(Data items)
________

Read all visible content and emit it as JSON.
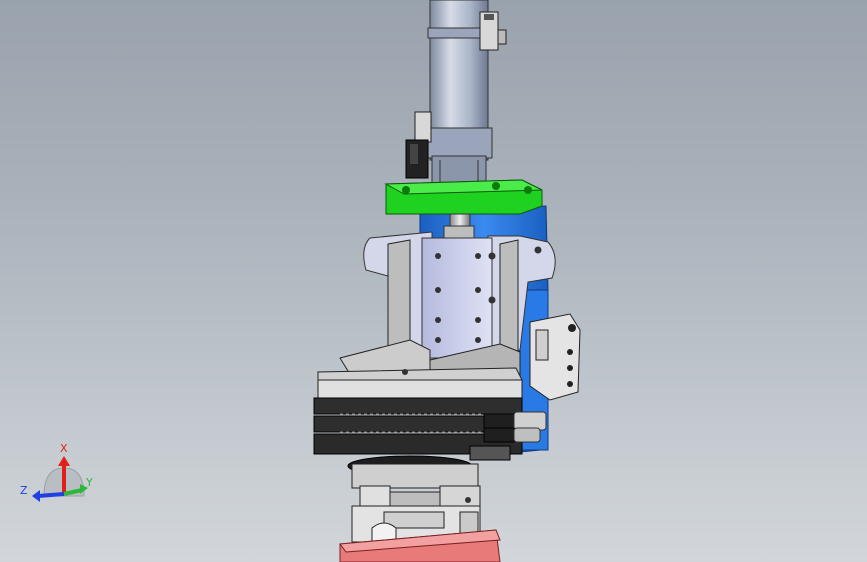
{
  "viewport": {
    "kind": "3D CAD assembly viewport",
    "background_top": "#9aa3ad",
    "background_bottom": "#d2d6da"
  },
  "triad": {
    "x_label": "X",
    "y_label": "Y",
    "z_label": "Z",
    "x_color": "#e0201c",
    "y_color": "#2db83a",
    "z_color": "#2040e0"
  },
  "parts": {
    "cylinder_color": "#aab4c8",
    "mount_plate_color": "#1fd21f",
    "side_rail_color": "#2f7fe0",
    "bracket_color": "#c8cce8",
    "frame_color": "#b8b8b8",
    "gripper_color": "#303030",
    "base_plate_color": "#e87a7a"
  }
}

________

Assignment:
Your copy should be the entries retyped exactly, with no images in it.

Reply:
Read all visible content and emit it as JSON.
{
  "viewport": {
    "kind": "3D CAD assembly viewport",
    "background_top": "#9aa3ad",
    "background_bottom": "#d2d6da"
  },
  "triad": {
    "x_label": "X",
    "y_label": "Y",
    "z_label": "Z",
    "x_color": "#e0201c",
    "y_color": "#2db83a",
    "z_color": "#2040e0"
  },
  "parts": {
    "cylinder_color": "#aab4c8",
    "mount_plate_color": "#1fd21f",
    "side_rail_color": "#2f7fe0",
    "bracket_color": "#c8cce8",
    "frame_color": "#b8b8b8",
    "gripper_color": "#303030",
    "base_plate_color": "#e87a7a"
  }
}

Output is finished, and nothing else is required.